Gaza’s specialty: Hot pepper and fish
Contributed by Toine Van Teeffelen on 18.02.2006:
One can hardly speak about a typical Gazan dish: 40% of the population are refugees coming from different villages and towns all over former Palestine. The Gazan kitchen has been shaped by many other kitchens, including the Egyptian kitchen (Gaza was controlled by Egypt between 1948 and 1967). For instance, in Gaza you often find full, a very nutritious kind of beans that is popular in Egypt. During the many curfews of the Intifada, when for prolonged periods people were not allowed to leave their houses and to buy food, they stored large quantities of full. In this way they could always feed their children.
Although there is not a uniform Gazan cuisine, Gazans prepare their food in a slightly different way than in the West Bank. Gazan food is known for its spiciness. Hot spices are added to give more flavour to the meals. An example is the “Gazan salad.” This salad is similar to the Arabic salad except that more pepper is added. As Gaza borders the sea, another specialty is fish. Fresh fish from Gaza is still popular among Palestinians.
One typical Gazan dish is kiddreh. On special occasions, for instance at a wedding or when the whole family visits the beach, people prepare it. They put rice, meat and spices in a big jar and fill it with water. They then put the jar in an oven and heat it until well-done. Afterwards the jar is broken into two pieces. This is done in a special way so that no pieces are left in the food. According to our Gazan informants this is not a typical Gazan dish; In the past also inhabitants of the West Bank used to prepare it. However, it is nowadays made in Gaza only.
Another special Gazan custom relates to funerals. When somebody dies, many blind people visit the mourning family and pray for the dead. The family rewards them afterwards with a delicious meal.

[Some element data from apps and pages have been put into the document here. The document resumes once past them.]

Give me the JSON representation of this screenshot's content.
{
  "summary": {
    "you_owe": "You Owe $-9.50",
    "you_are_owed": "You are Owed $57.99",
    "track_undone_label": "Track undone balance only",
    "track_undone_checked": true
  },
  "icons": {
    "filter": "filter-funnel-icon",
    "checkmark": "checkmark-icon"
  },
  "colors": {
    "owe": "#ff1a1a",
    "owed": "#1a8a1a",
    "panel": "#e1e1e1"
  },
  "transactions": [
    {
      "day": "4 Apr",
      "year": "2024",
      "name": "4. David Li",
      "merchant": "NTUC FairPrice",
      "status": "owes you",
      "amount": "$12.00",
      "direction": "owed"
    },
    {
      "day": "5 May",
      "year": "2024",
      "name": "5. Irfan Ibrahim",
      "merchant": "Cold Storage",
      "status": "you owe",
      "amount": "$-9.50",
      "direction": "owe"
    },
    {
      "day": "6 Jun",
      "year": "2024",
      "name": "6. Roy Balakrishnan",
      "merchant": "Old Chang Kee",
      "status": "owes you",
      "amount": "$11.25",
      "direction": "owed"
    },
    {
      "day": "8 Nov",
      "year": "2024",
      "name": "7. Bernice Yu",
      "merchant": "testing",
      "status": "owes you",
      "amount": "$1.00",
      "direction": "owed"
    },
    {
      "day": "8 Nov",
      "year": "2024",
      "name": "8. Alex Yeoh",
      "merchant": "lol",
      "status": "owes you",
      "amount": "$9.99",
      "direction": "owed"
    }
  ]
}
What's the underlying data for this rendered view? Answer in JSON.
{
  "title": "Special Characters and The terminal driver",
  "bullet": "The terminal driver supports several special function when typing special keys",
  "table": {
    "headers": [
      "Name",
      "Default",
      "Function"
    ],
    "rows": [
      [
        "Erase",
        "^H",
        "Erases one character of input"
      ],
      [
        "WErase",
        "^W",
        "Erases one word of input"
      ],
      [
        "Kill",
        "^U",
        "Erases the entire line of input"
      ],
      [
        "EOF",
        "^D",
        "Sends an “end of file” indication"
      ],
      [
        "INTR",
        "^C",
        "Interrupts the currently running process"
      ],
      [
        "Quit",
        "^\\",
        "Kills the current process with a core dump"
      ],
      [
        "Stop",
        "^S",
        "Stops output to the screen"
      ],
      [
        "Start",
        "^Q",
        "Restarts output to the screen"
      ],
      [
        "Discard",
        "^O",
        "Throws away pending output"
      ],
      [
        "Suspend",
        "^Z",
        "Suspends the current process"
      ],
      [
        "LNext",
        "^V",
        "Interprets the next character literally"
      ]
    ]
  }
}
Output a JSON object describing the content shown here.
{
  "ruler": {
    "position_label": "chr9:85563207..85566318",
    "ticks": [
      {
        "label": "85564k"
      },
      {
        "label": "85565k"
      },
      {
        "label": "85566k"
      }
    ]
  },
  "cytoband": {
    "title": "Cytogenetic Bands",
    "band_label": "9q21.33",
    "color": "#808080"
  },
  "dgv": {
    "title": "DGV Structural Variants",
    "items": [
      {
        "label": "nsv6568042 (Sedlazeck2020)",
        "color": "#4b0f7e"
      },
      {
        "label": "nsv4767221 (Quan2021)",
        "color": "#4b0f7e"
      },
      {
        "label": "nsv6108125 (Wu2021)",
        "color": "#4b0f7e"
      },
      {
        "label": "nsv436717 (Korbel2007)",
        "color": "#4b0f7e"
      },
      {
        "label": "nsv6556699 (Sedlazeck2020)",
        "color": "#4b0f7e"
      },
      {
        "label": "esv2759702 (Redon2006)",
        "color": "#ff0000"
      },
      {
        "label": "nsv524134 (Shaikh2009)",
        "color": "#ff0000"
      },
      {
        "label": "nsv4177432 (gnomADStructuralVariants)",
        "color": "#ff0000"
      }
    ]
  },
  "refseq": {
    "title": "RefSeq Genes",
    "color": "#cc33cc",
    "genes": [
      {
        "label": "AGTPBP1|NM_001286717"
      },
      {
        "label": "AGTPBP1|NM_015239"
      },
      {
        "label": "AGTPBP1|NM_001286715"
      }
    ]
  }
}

From: “Sahteen: Discover the Palestinian Culture by Eating”, published by the Freres School, Bethlehem, part of the Culture and Palestine series issued by the Arab Educational Institute-Open Windows, Bethlehem, 1999. To order the book, send a mail to firstname.lastname@example.org